• [Task requirements]: Please return the records below exactly as they stand, with the pictures removed.
Data shown START
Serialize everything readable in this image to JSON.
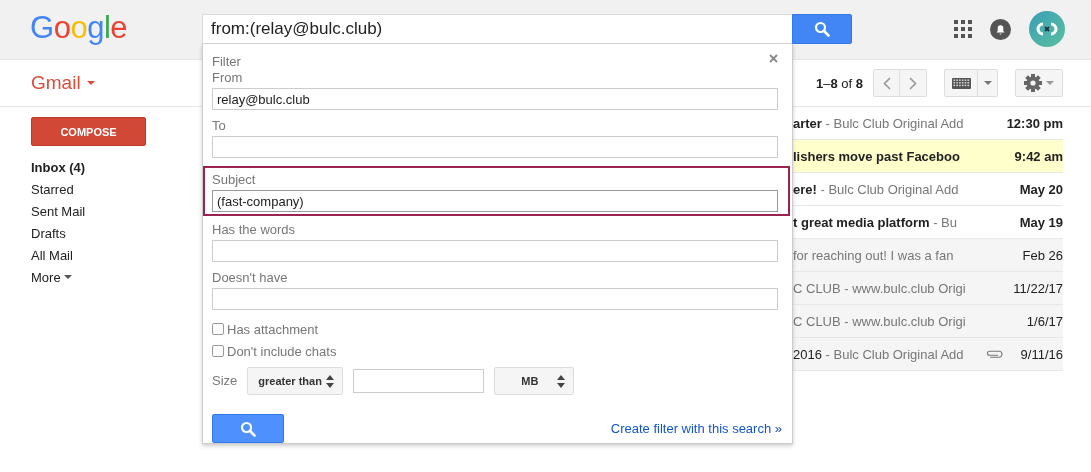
{
  "header": {
    "logo": "Google",
    "search": {
      "value": "from:(relay@bulc.club)"
    }
  },
  "toolbar": {
    "app_menu": "Gmail",
    "pagination": "**1**–**8** of **8**"
  },
  "sidebar": {
    "compose": "COMPOSE",
    "items": [
      {
        "label": "Inbox (4)",
        "selected": true,
        "has_menu": false
      },
      {
        "label": "Starred",
        "selected": false,
        "has_menu": false
      },
      {
        "label": "Sent Mail",
        "selected": false,
        "has_menu": false
      },
      {
        "label": "Drafts",
        "selected": false,
        "has_menu": false
      },
      {
        "label": "All Mail",
        "selected": false,
        "has_menu": false
      },
      {
        "label": "More",
        "selected": false,
        "has_menu": true
      }
    ]
  },
  "messages": [
    {
      "subject": "arter",
      "snippet": "- Bulc Club Original Add",
      "date": "12:30 pm",
      "unread": true,
      "highlighted": false,
      "attachment": false
    },
    {
      "subject": "lishers move past Faceboo",
      "date": "9:42 am",
      "unread": true,
      "highlighted": true,
      "attachment": false
    },
    {
      "subject": "ere!",
      "snippet": "- Bulc Club Original Add",
      "date": "May 20",
      "unread": true,
      "highlighted": false,
      "attachment": false
    },
    {
      "subject": "t great media platform",
      "snippet": "- Bu",
      "date": "May 19",
      "unread": true,
      "highlighted": false,
      "attachment": false
    },
    {
      "snippet": "for reaching out! I was a fan",
      "date": "Feb 26",
      "unread": false,
      "highlighted": false,
      "attachment": false
    },
    {
      "snippet": "C CLUB - www.bulc.club Origi",
      "date": "11/22/17",
      "unread": false,
      "highlighted": false,
      "attachment": false
    },
    {
      "snippet": "C CLUB - www.bulc.club Origi",
      "date": "1/6/17",
      "unread": false,
      "highlighted": false,
      "attachment": false
    },
    {
      "subject": "2016",
      "snippet": "- Bulc Club Original Add",
      "date": "9/11/16",
      "unread": false,
      "highlighted": false,
      "attachment": true
    }
  ],
  "filter": {
    "title": "Filter",
    "fields": [
      {
        "label": "From",
        "value": "relay@bulc.club",
        "focused": false
      },
      {
        "label": "To",
        "focused": false
      },
      {
        "label": "Subject",
        "value": "(fast-company)",
        "focused": true
      },
      {
        "label": "Has the words",
        "focused": false
      },
      {
        "label": "Doesn't have",
        "focused": false
      }
    ],
    "checkboxes": [
      {
        "label": "Has attachment",
        "checked": false
      },
      {
        "label": "Don't include chats",
        "checked": false
      }
    ],
    "size": {
      "label": "Size",
      "comparison": "greater than",
      "unit": "MB"
    },
    "create_link": "Create filter with this search »"
  }
}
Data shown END
• [Result]:
Serialize everything readable in this image to JSON.
{
  "header": {
    "logo": "Google",
    "search": {
      "value": "from:(relay@bulc.club)"
    }
  },
  "toolbar": {
    "app_menu": "Gmail",
    "pagination": "**1**–**8** of **8**"
  },
  "sidebar": {
    "compose": "COMPOSE",
    "items": [
      {
        "label": "Inbox (4)",
        "selected": true,
        "has_menu": false
      },
      {
        "label": "Starred",
        "selected": false,
        "has_menu": false
      },
      {
        "label": "Sent Mail",
        "selected": false,
        "has_menu": false
      },
      {
        "label": "Drafts",
        "selected": false,
        "has_menu": false
      },
      {
        "label": "All Mail",
        "selected": false,
        "has_menu": false
      },
      {
        "label": "More",
        "selected": false,
        "has_menu": true
      }
    ]
  },
  "messages": [
    {
      "subject": "arter",
      "snippet": "- Bulc Club Original Add",
      "date": "12:30 pm",
      "unread": true,
      "highlighted": false,
      "attachment": false
    },
    {
      "subject": "lishers move past Faceboo",
      "date": "9:42 am",
      "unread": true,
      "highlighted": true,
      "attachment": false
    },
    {
      "subject": "ere!",
      "snippet": "- Bulc Club Original Add",
      "date": "May 20",
      "unread": true,
      "highlighted": false,
      "attachment": false
    },
    {
      "subject": "t great media platform",
      "snippet": "- Bu",
      "date": "May 19",
      "unread": true,
      "highlighted": false,
      "attachment": false
    },
    {
      "snippet": "for reaching out! I was a fan",
      "date": "Feb 26",
      "unread": false,
      "highlighted": false,
      "attachment": false
    },
    {
      "snippet": "C CLUB - www.bulc.club Origi",
      "date": "11/22/17",
      "unread": false,
      "highlighted": false,
      "attachment": false
    },
    {
      "snippet": "C CLUB - www.bulc.club Origi",
      "date": "1/6/17",
      "unread": false,
      "highlighted": false,
      "attachment": false
    },
    {
      "subject": "2016",
      "snippet": "- Bulc Club Original Add",
      "date": "9/11/16",
      "unread": false,
      "highlighted": false,
      "attachment": true
    }
  ],
  "filter": {
    "title": "Filter",
    "fields": [
      {
        "label": "From",
        "value": "relay@bulc.club",
        "focused": false
      },
      {
        "label": "To",
        "focused": false
      },
      {
        "label": "Subject",
        "value": "(fast-company)",
        "focused": true
      },
      {
        "label": "Has the words",
        "focused": false
      },
      {
        "label": "Doesn't have",
        "focused": false
      }
    ],
    "checkboxes": [
      {
        "label": "Has attachment",
        "checked": false
      },
      {
        "label": "Don't include chats",
        "checked": false
      }
    ],
    "size": {
      "label": "Size",
      "comparison": "greater than",
      "unit": "MB"
    },
    "create_link": "Create filter with this search »"
  }
}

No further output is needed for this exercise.